Searching over 5,500,000 cases.


searching
Buy This Entire Record For $7.95

Official citation and/or docket number and footnotes (if any) for this case available with purchase.

Learn more about what you receive with purchase of this case.

The People of the State of New York, Respondent v. Cristina Derosa

New York Supreme and/or Appellate Courts SUPREME COURT, APPELLATE TERM, SECOND DEPARTMENT, 9th and 10th JUDICIAL DISTRICTS


December 24, 2012

THE PEOPLE OF THE STATE OF NEW YORK, RESPONDENT,
v.
CRISTINA DEROSA, APPELLANT.

Appeal from an amended judgment of the District Court of Nassau County, First District (Francis Ricigliano, J.), rendered July 19, 2011.

People v DeRosa (Cristina)

Appellate Term, Second Department

Published by New York State Law Reporting Bureau pursuant to Judiciary Law § 431.

This opinion is uncorrected and will not be published in the printed Official Reports.

Decided on December 24, 2012

PRESENT:: MOLIA, J.P., NICOLAI and IANNACCI, JJ

The amended judgment revoked a sentence of probation previously imposed, upon a finding that defendant had violated conditions thereof, upon her admission, and imposed a sentence of 120 days' imprisonment upon her previous conviction of aggravated driving while intoxicated.

ORDERED that the amended judgment of conviction is affirmed.

In 2008, defendant pleaded guilty to aggravated driving while intoxicated (Vehicle and Traffic Law § 1192 [2-a]) and was sentenced to three years' probation. At proceedings held on March 22, 2011, defendant admitted that she had violated conditions of probation by failing to submit to a test to determine whether she had been using alcohol and by failing to pay restitution. The District Court adjourned the matter for sentencing and indicated that a sentence of continued probation would be imposed upon defendant's compliance with the conditions of probation, including the wearing of an electronic monitoring bracelet.

On July 19, 2011, before announcing sentence, the court conducted an inquiry regarding defendant's compliance with the terms and conditions of probation and reviewed three updated reports from the probation department that had been prepared by the probation department subsequent to defendant's admission of violation of probation on March 22, 2011, indicating defendant's continued failure to comply in that she had tested positive for alcohol on numerous occasions and/or had tampered with the alcohol monitoring device, and that she had removed the device for a period of time. Defense counsel's request for an evidentiary hearing was denied. However, defense counsel provided the court with documentation purporting to refute the information contained in the three updated reports. After the court reviewed defendant's submissions and the updated probation reports, it sentenced defendant to 120 days' imprisonment.

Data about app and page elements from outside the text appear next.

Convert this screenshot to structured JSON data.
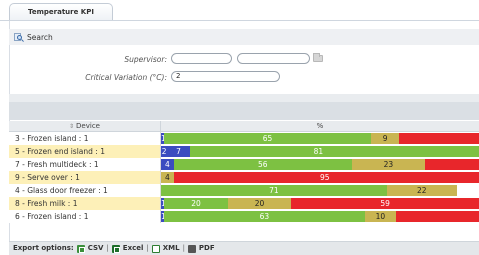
{
  "tab": {
    "label": "Temperature KPI"
  },
  "search": {
    "label": "Search"
  },
  "filters": {
    "supervisor_label": "Supervisor:",
    "supervisor_value1": "",
    "supervisor_value2": "",
    "critical_label": "Critical Variation (°C):",
    "critical_value": "2"
  },
  "grid": {
    "device_header": "Device",
    "pct_header": "%",
    "colors": {
      "blue": "#3b4cc0",
      "green": "#7dc142",
      "olive": "#c9b552",
      "red": "#e8262b"
    },
    "rows": [
      {
        "device": "3 - Frozen island : 1",
        "segments": [
          {
            "color": "blue",
            "value": 1,
            "label": "1"
          },
          {
            "color": "green",
            "value": 65,
            "label": "65"
          },
          {
            "color": "olive",
            "value": 9,
            "label": "9"
          },
          {
            "color": "red",
            "value": 25,
            "label": ""
          }
        ]
      },
      {
        "device": "5 - Frozen end island : 1",
        "segments": [
          {
            "color": "blue",
            "value": 2,
            "label": "2"
          },
          {
            "color": "blue",
            "value": 7,
            "label": "7"
          },
          {
            "color": "green",
            "value": 81,
            "label": "81"
          },
          {
            "color": "green",
            "value": 10,
            "label": ""
          }
        ]
      },
      {
        "device": "7 - Fresh multideck : 1",
        "segments": [
          {
            "color": "blue",
            "value": 4,
            "label": "4"
          },
          {
            "color": "green",
            "value": 56,
            "label": "56"
          },
          {
            "color": "olive",
            "value": 23,
            "label": "23"
          },
          {
            "color": "red",
            "value": 17,
            "label": ""
          }
        ]
      },
      {
        "device": "9 - Serve over : 1",
        "segments": [
          {
            "color": "olive",
            "value": 4,
            "label": "4"
          },
          {
            "color": "red",
            "value": 95,
            "label": "95"
          },
          {
            "color": "red",
            "value": 1,
            "label": ""
          }
        ]
      },
      {
        "device": "4 - Glass door freezer : 1",
        "segments": [
          {
            "color": "green",
            "value": 71,
            "label": "71"
          },
          {
            "color": "olive",
            "value": 22,
            "label": "22"
          }
        ]
      },
      {
        "device": "8 - Fresh milk : 1",
        "segments": [
          {
            "color": "blue",
            "value": 1,
            "label": "1"
          },
          {
            "color": "green",
            "value": 20,
            "label": "20"
          },
          {
            "color": "olive",
            "value": 20,
            "label": "20"
          },
          {
            "color": "red",
            "value": 59,
            "label": "59"
          }
        ]
      },
      {
        "device": "6 - Frozen island : 1",
        "segments": [
          {
            "color": "blue",
            "value": 1,
            "label": "1"
          },
          {
            "color": "green",
            "value": 63,
            "label": "63"
          },
          {
            "color": "olive",
            "value": 10,
            "label": "10"
          },
          {
            "color": "red",
            "value": 26,
            "label": ""
          }
        ]
      }
    ]
  },
  "footer": {
    "export_label": "Export options:",
    "csv": "CSV",
    "excel": "Excel",
    "xml": "XML",
    "pdf": "PDF",
    "separator": "|"
  }
}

Contrary to defendant's contention, the District Court was not required to conduct a hearing before imposing sentence upon her (see CPL 400.10 [1]; People v Outley, 80 NY2d 702, 712 [1993]; People v McDevitt, 97 AD3d 1039 [2012]). In order to comply with due process, "the sentencing court must assure itself that the information upon which it bases the sentence is reliable and accurate" (McDevitt, 97 AD3d at 1041, quoting Outley, 80 NY2d at 715). It is within the sentencing court's discretion whether to hold a "summary hearing" (CPL 400.10 [3]). Here, the record indicates that the court reviewed the updated probation reports and the documents presented by defense counsel, and afforded defense counsel an opportunity to comment on the facts before imposing sentence (see CPL 400.10; Outley, 80 NY2d at 711-713; People v Knowles, 244 AD2d 425, 426 [1997]).

Accordingly, the amended judgment is affirmed.

Molia, J.P., Nicolai and Iannacci, JJ., concur. Decision Date: December 24, 2012

20121224

© 1992-2013 VersusLaw Inc.



Buy This Entire Record For $7.95

Official citation and/or docket number and footnotes (if any) for this case available with purchase.

Learn more about what you receive with purchase of this case.